Filter out all lines without the word "true" from the data below, please, and copy the rest.

○ ○ ○ ○ ○ ○ ○

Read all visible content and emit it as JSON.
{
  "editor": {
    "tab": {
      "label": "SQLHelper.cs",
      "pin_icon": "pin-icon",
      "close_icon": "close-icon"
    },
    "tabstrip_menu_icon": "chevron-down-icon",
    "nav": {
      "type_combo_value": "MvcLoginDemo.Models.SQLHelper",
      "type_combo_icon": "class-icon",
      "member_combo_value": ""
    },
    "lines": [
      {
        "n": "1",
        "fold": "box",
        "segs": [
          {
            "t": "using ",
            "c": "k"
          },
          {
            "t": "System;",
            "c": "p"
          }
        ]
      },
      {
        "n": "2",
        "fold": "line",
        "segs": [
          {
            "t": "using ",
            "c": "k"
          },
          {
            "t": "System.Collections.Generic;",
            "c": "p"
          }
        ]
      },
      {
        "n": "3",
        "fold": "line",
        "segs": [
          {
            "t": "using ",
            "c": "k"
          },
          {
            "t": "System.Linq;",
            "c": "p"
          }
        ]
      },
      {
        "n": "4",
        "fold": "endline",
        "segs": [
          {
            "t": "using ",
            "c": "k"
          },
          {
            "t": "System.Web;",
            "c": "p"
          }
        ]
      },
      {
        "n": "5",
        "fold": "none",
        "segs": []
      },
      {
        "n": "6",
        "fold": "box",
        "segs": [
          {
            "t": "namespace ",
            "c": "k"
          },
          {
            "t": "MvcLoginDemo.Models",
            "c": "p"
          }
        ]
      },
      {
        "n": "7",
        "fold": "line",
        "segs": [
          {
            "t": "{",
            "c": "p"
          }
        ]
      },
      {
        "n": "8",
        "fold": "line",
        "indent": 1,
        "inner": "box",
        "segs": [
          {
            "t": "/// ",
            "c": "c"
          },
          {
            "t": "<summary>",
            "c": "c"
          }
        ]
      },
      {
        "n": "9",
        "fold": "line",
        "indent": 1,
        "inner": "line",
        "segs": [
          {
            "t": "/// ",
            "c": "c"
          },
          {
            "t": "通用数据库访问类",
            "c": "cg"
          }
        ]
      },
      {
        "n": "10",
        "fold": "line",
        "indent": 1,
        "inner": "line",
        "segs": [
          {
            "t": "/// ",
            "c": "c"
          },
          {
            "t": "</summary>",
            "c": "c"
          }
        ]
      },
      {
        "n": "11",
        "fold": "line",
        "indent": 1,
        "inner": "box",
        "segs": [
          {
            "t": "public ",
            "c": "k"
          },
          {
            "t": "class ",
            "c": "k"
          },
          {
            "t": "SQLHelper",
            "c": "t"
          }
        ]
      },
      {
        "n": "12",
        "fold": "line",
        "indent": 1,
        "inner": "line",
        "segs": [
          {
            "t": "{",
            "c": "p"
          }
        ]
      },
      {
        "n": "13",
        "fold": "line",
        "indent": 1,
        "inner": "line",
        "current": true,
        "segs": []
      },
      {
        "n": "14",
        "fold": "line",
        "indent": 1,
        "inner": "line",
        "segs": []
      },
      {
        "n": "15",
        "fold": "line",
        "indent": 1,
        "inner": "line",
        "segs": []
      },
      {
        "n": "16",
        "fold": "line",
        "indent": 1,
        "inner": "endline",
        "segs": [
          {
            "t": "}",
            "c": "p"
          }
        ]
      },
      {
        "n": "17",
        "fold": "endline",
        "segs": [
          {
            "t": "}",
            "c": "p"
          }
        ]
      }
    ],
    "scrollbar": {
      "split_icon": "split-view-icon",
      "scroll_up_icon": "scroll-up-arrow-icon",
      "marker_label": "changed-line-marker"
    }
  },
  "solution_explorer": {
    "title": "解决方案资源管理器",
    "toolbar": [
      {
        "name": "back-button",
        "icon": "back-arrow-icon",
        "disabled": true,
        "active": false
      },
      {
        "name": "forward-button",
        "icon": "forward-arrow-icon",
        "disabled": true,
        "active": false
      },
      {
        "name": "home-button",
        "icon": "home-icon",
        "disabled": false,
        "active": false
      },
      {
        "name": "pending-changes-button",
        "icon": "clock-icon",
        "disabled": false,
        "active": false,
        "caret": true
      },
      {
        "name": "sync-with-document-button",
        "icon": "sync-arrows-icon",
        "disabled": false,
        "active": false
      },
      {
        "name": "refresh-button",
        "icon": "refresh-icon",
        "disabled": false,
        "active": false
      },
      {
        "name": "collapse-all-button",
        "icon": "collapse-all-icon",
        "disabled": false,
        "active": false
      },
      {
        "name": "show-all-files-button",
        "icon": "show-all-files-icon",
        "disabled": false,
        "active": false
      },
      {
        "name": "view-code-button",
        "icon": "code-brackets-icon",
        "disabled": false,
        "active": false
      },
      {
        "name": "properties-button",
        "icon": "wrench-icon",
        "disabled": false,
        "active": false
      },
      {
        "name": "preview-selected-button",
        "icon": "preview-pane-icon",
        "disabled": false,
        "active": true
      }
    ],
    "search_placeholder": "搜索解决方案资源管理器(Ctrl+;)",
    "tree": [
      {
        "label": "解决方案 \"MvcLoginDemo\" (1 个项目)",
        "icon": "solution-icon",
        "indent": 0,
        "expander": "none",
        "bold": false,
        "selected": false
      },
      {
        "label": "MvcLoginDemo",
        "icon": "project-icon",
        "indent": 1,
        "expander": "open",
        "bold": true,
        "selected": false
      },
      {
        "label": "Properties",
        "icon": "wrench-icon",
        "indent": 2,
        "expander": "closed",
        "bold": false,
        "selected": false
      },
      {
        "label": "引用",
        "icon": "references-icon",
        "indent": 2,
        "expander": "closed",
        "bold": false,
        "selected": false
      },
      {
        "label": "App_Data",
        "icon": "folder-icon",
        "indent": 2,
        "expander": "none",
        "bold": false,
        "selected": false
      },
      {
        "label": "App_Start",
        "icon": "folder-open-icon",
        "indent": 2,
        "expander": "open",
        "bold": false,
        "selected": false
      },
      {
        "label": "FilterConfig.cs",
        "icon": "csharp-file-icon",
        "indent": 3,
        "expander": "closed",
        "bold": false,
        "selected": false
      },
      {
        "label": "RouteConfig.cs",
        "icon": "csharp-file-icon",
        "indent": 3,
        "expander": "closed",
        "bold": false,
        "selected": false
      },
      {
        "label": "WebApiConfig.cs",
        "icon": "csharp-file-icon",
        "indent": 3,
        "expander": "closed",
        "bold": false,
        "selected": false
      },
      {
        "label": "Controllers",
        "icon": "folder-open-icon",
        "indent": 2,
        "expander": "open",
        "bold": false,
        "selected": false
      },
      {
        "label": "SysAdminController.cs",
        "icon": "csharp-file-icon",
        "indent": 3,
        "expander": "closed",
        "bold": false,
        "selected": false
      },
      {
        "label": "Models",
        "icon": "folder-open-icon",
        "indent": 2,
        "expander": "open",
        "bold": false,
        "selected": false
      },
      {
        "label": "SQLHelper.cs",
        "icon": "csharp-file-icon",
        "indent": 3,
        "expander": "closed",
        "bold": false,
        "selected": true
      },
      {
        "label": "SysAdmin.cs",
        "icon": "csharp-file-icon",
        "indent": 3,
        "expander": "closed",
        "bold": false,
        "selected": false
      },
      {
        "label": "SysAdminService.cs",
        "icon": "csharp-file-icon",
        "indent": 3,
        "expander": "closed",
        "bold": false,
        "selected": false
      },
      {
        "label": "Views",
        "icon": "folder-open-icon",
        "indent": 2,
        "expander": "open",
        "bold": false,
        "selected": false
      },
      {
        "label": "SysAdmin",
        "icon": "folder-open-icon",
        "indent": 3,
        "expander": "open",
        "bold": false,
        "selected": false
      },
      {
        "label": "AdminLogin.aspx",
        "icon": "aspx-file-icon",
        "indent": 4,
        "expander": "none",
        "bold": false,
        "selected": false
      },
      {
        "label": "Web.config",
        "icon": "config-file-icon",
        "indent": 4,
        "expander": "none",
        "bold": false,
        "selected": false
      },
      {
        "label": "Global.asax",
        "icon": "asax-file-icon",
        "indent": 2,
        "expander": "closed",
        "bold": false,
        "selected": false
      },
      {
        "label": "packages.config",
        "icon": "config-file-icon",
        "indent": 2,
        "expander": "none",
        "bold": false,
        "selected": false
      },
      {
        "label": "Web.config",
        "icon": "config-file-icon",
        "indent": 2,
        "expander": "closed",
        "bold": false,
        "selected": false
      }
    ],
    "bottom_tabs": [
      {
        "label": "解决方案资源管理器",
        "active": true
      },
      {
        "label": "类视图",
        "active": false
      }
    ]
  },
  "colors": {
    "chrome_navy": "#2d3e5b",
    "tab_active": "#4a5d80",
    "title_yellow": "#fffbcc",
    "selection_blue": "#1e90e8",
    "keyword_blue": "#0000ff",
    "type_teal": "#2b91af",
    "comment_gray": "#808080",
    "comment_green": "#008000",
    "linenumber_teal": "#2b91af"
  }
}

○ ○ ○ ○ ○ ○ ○

● **WRITTEN ANSWER**
        "current": true,
        "disabled": true,
        "disabled": true,
        "caret": true
        "active": true
        "bold": true,
        "selected": true
        "active": true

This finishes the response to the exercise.